WDC: What should women do if there's not a Planned Parenthood near them?
DGD: For people who are considering abortion, you can check Planned Parenthood’s website to find the nearest health center, or check with the National Abortion Federation for information about local abortion providers.
One thing people should be aware of when looking for reproductive health care are fake women’s health centers, or “crisis pregnancy centers” (CPCs). These centers are run by people opposed to legal abortion, and often advertise themselves as providing “free medical services” to make people think they’re legitimate health care providers. However, numerous reports and first-person accounts have shown that CPCs give people inaccurate, biased, and even false information in an attempt to shame, scare, or trick people out of having an abortion. CPCs may use deceitful or misleading films and pictures or tell outright lies about the medical and emotional effects of abortion. They may even lie about the gestational age of a pregnancy in order to make it harder for someone to access abortion at all by delaying their decision.
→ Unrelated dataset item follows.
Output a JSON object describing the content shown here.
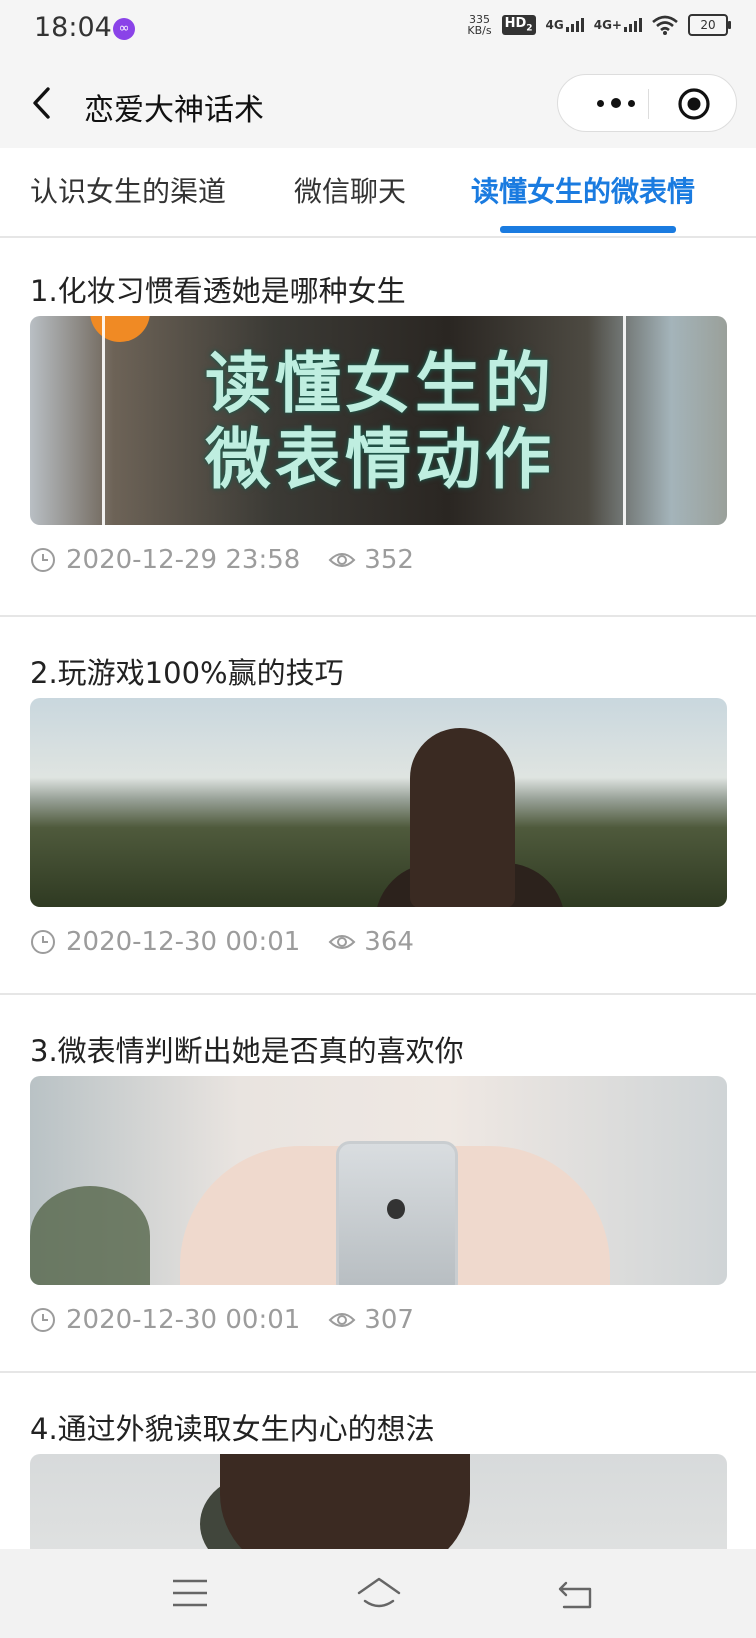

A person's decision about their pregnancy is deeply personal. Everyone should have full and accurate information about all of their pregnancy options, including adoption, having an abortion, and raising a child. Information should support the patient, help them make a decision for themselves, and enable them to take care of their health and well-being. That's what we do at Planned Parenthood.